**Exercise goal:** Check each line of the records below and collect those that include the word "please".

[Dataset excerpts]

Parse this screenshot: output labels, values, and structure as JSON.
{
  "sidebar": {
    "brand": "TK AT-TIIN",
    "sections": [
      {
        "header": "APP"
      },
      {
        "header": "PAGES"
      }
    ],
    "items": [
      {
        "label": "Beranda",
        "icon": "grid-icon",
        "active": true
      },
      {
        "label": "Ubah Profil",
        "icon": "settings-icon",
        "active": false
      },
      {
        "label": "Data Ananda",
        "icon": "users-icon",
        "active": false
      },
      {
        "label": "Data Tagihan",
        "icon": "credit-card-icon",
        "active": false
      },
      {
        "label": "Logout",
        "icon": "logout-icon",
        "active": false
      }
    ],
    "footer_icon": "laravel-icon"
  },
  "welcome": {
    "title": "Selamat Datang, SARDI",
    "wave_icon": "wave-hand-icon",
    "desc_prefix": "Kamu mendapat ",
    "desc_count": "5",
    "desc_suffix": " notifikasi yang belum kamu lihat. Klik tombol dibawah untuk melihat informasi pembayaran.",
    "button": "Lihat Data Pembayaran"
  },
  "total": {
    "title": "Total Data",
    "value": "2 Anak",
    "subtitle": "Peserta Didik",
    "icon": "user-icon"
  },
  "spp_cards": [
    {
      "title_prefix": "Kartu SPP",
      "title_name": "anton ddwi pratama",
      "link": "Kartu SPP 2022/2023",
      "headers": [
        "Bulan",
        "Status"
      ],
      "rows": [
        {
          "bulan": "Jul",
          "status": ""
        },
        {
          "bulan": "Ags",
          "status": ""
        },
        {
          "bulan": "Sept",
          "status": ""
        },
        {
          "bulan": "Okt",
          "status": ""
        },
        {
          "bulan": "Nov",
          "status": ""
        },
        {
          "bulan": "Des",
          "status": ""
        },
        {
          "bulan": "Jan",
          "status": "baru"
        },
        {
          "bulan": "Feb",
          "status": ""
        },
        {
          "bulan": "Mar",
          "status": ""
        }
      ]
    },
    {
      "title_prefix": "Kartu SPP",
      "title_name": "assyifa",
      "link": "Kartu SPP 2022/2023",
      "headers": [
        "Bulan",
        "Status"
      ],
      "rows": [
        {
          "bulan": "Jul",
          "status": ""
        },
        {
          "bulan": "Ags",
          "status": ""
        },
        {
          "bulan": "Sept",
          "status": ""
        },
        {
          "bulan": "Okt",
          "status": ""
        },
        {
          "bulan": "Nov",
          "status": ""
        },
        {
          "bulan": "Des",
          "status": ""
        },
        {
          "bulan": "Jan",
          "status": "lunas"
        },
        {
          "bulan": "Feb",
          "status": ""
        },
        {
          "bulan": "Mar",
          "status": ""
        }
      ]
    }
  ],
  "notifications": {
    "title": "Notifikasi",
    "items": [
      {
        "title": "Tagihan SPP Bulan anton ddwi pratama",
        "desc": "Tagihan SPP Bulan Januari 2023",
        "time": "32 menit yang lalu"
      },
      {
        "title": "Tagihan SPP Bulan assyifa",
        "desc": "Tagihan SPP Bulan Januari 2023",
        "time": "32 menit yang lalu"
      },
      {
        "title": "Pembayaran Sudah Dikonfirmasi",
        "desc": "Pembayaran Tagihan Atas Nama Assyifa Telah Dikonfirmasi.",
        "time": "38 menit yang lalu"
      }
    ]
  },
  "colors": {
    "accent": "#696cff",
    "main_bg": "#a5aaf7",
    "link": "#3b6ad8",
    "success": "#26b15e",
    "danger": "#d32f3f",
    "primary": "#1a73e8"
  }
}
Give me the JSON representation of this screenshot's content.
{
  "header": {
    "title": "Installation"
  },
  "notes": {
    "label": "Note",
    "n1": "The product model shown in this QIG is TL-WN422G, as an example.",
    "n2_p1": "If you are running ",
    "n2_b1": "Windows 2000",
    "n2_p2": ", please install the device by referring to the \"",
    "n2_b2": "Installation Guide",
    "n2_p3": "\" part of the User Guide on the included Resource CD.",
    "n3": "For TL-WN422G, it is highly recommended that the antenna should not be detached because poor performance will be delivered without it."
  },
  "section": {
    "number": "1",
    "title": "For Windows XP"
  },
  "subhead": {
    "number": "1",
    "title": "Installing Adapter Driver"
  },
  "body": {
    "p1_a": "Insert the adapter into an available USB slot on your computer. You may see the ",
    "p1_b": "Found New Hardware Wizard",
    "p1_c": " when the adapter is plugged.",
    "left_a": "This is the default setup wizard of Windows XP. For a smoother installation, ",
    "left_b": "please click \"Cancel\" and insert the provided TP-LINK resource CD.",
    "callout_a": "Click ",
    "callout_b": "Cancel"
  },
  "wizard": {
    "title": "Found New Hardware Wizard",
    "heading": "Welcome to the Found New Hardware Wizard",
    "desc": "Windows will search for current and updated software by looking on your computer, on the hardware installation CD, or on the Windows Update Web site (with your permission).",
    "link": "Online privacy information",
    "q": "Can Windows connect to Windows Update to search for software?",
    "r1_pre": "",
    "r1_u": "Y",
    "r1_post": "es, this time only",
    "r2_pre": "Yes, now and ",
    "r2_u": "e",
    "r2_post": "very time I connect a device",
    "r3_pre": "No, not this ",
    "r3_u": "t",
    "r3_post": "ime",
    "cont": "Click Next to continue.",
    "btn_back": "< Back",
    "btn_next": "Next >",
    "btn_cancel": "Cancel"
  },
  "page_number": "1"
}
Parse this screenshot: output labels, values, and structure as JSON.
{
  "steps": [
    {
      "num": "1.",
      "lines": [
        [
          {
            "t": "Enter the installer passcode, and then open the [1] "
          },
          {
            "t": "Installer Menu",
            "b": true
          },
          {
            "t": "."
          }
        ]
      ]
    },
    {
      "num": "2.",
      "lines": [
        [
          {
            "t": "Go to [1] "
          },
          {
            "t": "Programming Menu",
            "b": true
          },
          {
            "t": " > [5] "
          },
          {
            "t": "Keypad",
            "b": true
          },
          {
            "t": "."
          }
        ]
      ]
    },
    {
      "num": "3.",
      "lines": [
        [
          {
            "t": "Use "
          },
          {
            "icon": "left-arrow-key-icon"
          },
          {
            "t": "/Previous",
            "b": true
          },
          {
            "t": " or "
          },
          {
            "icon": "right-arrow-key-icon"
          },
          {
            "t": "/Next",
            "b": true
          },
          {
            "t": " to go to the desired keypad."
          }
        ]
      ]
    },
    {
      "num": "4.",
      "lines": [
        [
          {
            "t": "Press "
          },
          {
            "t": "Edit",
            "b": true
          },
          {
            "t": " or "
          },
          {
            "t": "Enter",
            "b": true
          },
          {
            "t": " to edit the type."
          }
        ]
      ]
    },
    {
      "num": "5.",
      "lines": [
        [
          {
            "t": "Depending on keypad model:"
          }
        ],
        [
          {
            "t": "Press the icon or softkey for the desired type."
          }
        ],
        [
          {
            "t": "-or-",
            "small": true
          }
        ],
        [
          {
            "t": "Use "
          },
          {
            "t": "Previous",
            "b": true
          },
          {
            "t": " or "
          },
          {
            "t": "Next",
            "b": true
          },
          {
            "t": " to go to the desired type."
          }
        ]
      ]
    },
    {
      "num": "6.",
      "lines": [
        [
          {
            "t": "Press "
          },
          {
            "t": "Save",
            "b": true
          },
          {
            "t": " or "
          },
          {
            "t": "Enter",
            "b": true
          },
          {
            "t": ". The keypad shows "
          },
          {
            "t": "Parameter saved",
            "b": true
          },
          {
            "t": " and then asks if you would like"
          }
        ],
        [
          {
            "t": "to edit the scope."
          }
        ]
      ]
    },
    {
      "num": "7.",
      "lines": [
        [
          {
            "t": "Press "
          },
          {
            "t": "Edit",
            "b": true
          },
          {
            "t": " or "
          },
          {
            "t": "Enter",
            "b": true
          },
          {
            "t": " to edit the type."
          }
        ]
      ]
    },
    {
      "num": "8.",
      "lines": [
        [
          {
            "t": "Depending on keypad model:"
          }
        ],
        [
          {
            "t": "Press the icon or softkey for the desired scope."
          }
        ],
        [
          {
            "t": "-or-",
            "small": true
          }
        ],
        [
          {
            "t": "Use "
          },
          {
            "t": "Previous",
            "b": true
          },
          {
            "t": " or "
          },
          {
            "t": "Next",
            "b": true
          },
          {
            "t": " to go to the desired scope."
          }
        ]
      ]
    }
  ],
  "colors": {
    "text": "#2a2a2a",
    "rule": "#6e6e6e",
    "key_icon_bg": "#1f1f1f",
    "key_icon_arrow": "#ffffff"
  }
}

**Response:**
    "n2_p2": ", please install the device by referring to the \"",
    "left_b": "please click \"Cancel\" and insert the provided TP-LINK resource CD.",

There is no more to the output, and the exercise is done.